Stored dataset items
┌────────

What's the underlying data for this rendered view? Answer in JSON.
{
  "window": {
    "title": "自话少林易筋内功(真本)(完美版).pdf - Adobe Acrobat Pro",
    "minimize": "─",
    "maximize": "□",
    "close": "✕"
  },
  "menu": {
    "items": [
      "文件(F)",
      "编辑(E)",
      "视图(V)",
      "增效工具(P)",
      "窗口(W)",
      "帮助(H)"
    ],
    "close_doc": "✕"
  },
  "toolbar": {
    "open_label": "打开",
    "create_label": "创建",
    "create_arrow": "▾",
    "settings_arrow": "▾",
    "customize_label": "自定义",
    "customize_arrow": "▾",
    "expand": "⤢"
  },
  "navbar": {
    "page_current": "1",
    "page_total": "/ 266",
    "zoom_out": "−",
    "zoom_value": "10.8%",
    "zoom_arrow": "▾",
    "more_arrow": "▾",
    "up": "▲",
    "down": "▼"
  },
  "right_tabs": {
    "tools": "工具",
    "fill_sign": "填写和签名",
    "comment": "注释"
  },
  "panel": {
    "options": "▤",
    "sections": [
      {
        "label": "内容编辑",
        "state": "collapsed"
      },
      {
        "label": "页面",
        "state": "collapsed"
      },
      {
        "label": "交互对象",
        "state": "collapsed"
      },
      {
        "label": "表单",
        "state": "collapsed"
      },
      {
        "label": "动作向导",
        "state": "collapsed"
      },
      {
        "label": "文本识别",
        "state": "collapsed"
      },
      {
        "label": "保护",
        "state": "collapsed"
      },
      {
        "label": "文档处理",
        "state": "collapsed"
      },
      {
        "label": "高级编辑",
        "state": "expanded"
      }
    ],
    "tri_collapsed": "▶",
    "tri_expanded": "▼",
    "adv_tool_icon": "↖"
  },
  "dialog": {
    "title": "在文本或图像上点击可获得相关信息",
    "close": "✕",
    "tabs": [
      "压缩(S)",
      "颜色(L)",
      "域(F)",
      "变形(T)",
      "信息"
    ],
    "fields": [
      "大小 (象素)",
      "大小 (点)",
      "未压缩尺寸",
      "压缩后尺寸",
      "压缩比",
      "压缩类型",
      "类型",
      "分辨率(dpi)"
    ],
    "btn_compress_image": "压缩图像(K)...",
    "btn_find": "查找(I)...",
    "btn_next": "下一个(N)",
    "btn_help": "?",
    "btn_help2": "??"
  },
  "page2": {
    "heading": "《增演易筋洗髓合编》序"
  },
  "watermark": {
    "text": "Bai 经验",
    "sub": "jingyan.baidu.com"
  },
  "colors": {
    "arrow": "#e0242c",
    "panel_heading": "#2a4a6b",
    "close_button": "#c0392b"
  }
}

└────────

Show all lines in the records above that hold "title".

    "title": "自话少林易筋内功(真本)(完美版).pdf - Adobe Acrobat Pro",
    "title": "在文本或图像上点击可获得相关信息",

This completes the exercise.